• [Task item] Only a number is expected: how many lines in these records mention the word "Startup"?

• [Working data]
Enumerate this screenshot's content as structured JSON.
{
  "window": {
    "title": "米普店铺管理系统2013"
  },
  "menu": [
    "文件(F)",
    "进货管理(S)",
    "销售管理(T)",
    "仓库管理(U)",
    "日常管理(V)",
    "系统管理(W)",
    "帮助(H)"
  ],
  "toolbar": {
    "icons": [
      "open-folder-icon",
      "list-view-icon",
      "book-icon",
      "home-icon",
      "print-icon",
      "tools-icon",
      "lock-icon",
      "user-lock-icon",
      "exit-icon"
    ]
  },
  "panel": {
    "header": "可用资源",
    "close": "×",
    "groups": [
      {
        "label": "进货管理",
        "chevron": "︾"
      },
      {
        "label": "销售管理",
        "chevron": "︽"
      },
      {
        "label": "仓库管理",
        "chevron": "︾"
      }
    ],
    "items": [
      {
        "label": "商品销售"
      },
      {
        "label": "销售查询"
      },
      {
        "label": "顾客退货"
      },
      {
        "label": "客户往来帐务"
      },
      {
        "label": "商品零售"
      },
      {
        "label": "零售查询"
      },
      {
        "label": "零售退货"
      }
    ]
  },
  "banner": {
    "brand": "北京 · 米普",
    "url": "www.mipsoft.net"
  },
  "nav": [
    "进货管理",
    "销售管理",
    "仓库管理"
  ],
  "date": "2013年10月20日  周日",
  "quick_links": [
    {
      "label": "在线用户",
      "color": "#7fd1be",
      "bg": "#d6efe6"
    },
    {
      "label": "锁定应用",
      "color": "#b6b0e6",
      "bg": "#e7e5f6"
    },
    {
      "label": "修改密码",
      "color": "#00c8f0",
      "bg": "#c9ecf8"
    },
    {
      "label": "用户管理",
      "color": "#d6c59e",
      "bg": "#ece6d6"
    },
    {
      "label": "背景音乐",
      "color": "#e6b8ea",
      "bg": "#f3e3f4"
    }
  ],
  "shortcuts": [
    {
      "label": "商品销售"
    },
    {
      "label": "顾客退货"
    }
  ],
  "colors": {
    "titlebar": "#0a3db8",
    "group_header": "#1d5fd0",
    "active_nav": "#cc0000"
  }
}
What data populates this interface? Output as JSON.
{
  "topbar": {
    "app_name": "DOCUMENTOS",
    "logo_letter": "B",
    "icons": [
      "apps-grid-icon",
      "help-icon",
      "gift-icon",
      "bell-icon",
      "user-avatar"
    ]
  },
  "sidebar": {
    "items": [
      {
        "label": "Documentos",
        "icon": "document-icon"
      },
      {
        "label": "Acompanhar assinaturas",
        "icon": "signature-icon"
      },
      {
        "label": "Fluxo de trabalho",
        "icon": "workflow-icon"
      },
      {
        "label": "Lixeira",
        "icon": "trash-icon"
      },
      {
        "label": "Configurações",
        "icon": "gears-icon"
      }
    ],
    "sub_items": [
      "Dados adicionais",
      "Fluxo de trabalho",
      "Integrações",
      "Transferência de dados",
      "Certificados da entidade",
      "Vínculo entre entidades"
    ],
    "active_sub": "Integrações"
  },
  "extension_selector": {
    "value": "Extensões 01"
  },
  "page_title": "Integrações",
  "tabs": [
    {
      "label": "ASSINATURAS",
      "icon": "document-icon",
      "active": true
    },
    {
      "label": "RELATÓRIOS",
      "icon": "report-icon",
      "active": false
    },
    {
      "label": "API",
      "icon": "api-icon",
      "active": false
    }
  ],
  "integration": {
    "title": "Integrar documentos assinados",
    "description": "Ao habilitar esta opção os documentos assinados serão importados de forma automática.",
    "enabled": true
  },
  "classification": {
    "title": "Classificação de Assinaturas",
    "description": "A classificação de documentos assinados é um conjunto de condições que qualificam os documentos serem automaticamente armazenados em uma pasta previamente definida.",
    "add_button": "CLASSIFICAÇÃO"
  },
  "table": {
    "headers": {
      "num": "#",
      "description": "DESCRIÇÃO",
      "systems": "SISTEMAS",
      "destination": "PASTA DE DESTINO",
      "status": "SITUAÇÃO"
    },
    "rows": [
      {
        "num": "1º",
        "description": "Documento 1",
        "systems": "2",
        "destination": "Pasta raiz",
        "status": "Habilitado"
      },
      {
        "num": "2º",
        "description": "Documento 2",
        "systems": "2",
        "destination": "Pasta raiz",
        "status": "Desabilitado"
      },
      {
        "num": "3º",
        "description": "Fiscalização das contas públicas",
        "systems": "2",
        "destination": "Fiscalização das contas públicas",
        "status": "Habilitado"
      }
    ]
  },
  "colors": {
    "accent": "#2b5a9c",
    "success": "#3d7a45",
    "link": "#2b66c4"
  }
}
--
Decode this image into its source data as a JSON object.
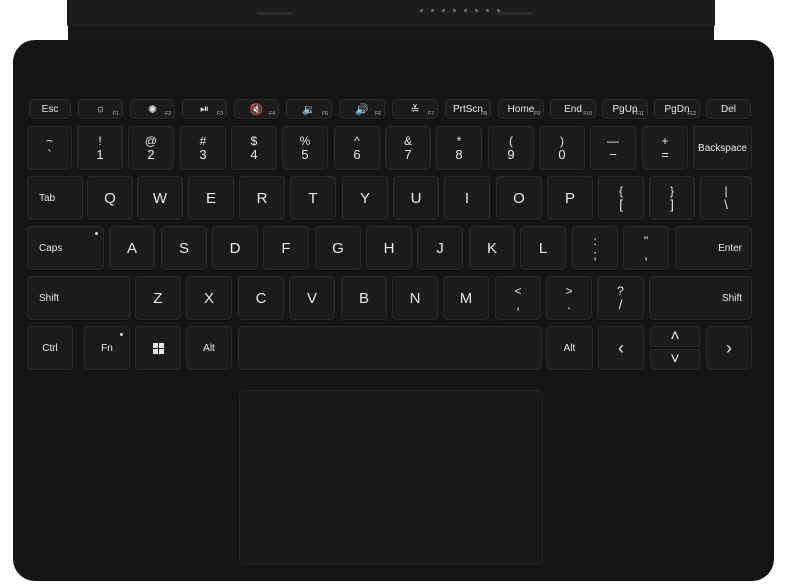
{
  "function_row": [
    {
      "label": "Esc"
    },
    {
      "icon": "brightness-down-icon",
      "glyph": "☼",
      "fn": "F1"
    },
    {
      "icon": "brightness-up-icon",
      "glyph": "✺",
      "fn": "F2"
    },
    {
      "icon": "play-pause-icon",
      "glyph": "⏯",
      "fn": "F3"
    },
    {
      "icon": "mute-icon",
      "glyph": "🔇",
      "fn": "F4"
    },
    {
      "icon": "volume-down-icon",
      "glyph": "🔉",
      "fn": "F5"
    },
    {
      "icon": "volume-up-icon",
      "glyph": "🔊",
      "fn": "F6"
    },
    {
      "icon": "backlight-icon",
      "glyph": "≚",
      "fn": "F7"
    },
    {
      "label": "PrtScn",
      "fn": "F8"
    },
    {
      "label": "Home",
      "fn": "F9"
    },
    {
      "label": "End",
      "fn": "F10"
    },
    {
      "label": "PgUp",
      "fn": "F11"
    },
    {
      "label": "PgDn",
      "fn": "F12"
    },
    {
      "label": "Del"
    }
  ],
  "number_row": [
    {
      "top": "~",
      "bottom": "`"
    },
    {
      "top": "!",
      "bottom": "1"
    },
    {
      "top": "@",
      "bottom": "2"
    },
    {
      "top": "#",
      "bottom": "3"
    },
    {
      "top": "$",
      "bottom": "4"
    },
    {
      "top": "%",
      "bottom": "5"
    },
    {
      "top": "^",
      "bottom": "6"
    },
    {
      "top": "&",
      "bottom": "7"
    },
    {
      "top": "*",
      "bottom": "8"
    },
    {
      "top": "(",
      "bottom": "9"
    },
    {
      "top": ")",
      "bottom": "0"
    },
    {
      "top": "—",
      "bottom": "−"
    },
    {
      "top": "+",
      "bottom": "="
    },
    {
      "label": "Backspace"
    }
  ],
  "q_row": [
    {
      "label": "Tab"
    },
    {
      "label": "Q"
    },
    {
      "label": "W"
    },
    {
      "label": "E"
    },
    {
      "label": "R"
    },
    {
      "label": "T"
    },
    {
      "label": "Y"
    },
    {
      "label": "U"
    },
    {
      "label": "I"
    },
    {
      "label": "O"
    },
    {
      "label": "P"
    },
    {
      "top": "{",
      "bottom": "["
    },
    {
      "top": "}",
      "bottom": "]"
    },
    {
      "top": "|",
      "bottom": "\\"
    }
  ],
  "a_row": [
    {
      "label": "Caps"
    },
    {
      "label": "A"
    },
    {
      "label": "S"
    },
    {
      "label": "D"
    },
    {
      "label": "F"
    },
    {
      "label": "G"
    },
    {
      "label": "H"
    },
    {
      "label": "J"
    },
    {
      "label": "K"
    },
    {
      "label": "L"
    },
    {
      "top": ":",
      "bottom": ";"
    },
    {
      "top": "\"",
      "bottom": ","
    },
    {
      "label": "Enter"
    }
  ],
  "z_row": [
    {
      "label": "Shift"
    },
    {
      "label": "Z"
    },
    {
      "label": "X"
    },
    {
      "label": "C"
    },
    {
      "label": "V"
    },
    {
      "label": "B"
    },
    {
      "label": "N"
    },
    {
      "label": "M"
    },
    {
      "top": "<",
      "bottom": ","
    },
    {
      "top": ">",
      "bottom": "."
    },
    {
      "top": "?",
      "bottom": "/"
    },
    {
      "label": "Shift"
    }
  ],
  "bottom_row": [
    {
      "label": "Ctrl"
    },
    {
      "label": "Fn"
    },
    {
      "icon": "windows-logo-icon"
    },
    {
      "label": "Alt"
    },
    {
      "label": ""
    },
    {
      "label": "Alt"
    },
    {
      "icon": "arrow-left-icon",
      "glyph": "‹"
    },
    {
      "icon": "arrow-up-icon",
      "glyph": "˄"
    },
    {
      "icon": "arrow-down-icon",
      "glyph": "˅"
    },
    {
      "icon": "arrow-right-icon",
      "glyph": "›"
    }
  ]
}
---
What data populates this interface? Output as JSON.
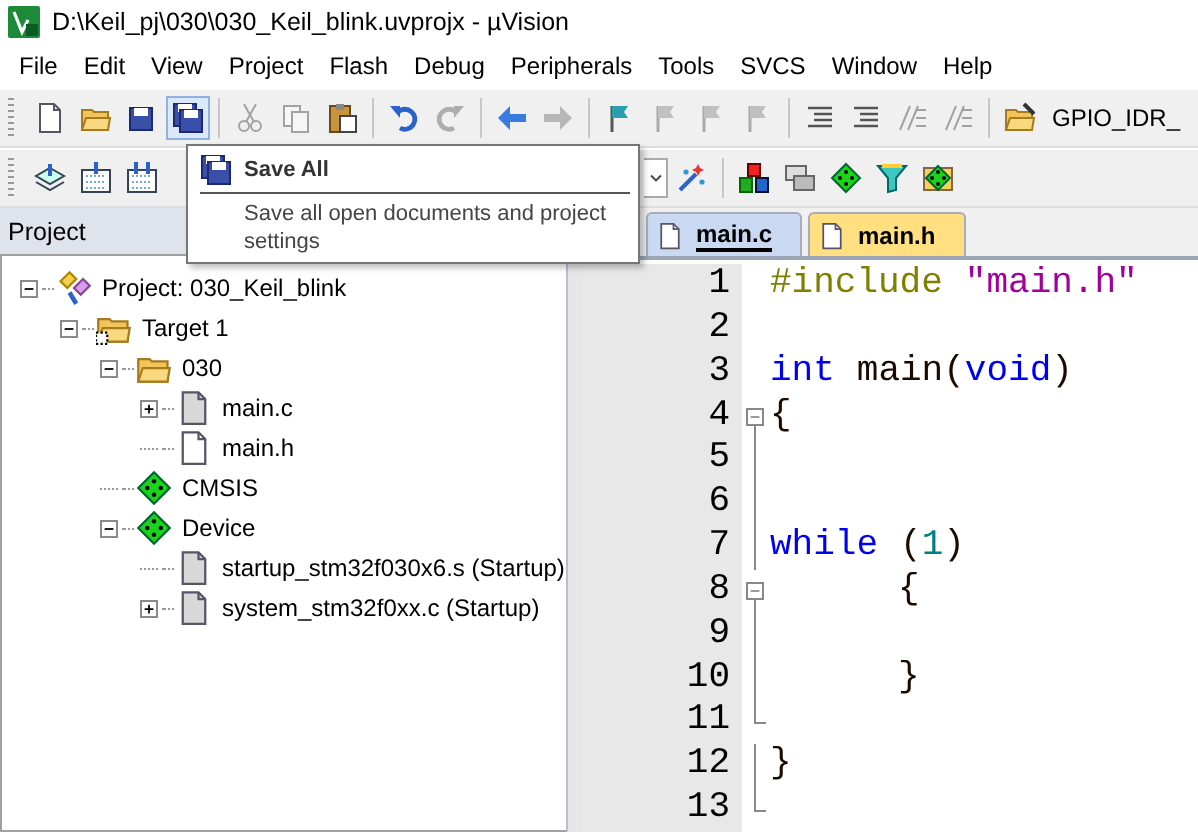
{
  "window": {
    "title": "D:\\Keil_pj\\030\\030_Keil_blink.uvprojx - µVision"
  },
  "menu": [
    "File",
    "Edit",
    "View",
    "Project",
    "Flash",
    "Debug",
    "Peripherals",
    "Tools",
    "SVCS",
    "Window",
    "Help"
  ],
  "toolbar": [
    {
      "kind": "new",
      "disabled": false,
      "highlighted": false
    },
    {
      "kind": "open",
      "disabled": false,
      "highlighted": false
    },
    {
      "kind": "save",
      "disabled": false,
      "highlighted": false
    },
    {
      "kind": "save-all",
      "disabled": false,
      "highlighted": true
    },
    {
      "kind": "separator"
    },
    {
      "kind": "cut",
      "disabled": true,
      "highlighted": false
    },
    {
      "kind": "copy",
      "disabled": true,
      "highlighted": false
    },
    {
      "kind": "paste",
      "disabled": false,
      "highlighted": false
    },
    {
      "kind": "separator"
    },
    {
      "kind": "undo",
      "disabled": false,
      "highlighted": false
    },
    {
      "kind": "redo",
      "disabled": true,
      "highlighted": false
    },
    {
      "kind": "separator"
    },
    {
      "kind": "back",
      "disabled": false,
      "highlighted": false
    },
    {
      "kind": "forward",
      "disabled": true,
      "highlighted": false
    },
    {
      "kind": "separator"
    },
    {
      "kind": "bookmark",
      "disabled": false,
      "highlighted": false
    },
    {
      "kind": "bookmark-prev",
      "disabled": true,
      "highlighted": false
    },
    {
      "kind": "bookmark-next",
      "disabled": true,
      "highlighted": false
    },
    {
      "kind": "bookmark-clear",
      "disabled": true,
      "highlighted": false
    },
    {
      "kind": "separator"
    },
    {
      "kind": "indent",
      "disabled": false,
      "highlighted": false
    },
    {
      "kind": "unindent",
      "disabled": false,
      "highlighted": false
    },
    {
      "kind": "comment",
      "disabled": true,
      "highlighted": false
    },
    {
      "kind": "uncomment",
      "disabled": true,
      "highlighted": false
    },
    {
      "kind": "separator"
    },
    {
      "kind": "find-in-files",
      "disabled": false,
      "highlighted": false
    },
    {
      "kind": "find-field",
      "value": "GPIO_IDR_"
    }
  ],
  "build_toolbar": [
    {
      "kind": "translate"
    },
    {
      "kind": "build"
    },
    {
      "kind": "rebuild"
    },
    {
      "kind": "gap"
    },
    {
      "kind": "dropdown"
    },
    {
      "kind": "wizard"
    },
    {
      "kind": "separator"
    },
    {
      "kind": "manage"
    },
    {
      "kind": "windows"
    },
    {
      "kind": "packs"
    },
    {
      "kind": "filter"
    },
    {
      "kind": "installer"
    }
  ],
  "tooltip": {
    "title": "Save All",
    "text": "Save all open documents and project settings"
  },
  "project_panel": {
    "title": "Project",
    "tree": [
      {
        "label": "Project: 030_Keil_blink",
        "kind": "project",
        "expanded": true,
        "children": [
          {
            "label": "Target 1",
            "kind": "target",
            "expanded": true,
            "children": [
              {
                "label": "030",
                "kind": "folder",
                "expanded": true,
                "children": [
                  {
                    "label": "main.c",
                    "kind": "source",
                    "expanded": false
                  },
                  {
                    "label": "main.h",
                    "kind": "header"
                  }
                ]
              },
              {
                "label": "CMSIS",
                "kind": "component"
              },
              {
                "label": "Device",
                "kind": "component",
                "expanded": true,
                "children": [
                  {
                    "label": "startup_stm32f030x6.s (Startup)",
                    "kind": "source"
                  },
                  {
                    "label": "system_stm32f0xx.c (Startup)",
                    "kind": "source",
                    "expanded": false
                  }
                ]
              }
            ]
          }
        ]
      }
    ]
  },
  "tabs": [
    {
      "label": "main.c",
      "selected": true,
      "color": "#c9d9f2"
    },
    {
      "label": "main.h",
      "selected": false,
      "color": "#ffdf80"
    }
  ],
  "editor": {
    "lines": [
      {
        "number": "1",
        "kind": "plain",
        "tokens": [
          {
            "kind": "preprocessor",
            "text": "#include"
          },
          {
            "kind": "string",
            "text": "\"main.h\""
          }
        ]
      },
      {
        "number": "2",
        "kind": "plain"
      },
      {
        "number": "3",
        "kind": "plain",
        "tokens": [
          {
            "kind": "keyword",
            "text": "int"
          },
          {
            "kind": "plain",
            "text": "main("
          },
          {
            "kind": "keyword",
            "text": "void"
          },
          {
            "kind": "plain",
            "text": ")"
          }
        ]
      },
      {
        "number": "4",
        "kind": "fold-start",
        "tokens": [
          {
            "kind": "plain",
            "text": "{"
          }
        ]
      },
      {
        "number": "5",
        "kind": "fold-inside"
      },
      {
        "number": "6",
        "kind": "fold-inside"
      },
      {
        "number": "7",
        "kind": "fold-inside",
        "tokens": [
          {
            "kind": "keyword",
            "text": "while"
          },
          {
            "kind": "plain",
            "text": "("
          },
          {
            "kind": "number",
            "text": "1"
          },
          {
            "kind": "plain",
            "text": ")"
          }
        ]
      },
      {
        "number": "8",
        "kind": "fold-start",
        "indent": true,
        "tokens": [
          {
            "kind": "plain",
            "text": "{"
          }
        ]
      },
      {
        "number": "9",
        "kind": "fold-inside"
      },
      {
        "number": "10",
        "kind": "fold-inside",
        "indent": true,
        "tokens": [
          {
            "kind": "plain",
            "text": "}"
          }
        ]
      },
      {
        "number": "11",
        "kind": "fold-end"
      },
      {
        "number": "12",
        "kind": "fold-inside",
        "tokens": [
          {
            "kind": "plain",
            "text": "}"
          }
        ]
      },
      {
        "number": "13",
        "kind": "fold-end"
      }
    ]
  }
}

• [Task response] 2